[Items from an interface collection]
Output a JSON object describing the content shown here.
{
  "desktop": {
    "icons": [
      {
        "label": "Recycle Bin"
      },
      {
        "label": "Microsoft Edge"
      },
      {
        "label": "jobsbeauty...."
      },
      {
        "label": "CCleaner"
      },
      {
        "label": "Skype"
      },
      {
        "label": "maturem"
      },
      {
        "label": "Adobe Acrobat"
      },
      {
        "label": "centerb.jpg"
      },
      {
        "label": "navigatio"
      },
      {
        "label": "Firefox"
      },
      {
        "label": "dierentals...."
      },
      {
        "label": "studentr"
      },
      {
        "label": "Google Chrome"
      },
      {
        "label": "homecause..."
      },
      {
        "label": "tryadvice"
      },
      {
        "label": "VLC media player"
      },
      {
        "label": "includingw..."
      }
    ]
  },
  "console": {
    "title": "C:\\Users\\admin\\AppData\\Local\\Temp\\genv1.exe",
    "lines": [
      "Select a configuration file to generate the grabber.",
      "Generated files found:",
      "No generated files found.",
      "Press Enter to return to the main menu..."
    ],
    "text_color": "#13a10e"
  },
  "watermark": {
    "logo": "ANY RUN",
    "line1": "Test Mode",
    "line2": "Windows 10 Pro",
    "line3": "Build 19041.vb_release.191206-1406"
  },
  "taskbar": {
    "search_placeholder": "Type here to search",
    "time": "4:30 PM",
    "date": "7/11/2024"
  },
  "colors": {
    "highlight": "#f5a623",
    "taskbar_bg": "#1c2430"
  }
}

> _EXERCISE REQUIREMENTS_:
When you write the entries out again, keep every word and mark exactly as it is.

> _EXERCISE OUTPUT_:
Output a JSON object describing the content shown here.
{
  "desktop": {
    "icons": [
      {
        "label": "Recycle Bin"
      },
      {
        "label": "Microsoft Edge"
      },
      {
        "label": "jobsbeauty...."
      },
      {
        "label": "CCleaner"
      },
      {
        "label": "Skype"
      },
      {
        "label": "maturem"
      },
      {
        "label": "Adobe Acrobat"
      },
      {
        "label": "centerb.jpg"
      },
      {
        "label": "navigatio"
      },
      {
        "label": "Firefox"
      },
      {
        "label": "dierentals...."
      },
      {
        "label": "studentr"
      },
      {
        "label": "Google Chrome"
      },
      {
        "label": "homecause..."
      },
      {
        "label": "tryadvice"
      },
      {
        "label": "VLC media player"
      },
      {
        "label": "includingw..."
      }
    ]
  },
  "console": {
    "title": "C:\\Users\\admin\\AppData\\Local\\Temp\\genv1.exe",
    "lines": [
      "Select a configuration file to generate the grabber.",
      "Generated files found:",
      "No generated files found.",
      "Press Enter to return to the main menu..."
    ],
    "text_color": "#13a10e"
  },
  "watermark": {
    "logo": "ANY RUN",
    "line1": "Test Mode",
    "line2": "Windows 10 Pro",
    "line3": "Build 19041.vb_release.191206-1406"
  },
  "taskbar": {
    "search_placeholder": "Type here to search",
    "time": "4:30 PM",
    "date": "7/11/2024"
  },
  "colors": {
    "highlight": "#f5a623",
    "taskbar_bg": "#1c2430"
  }
}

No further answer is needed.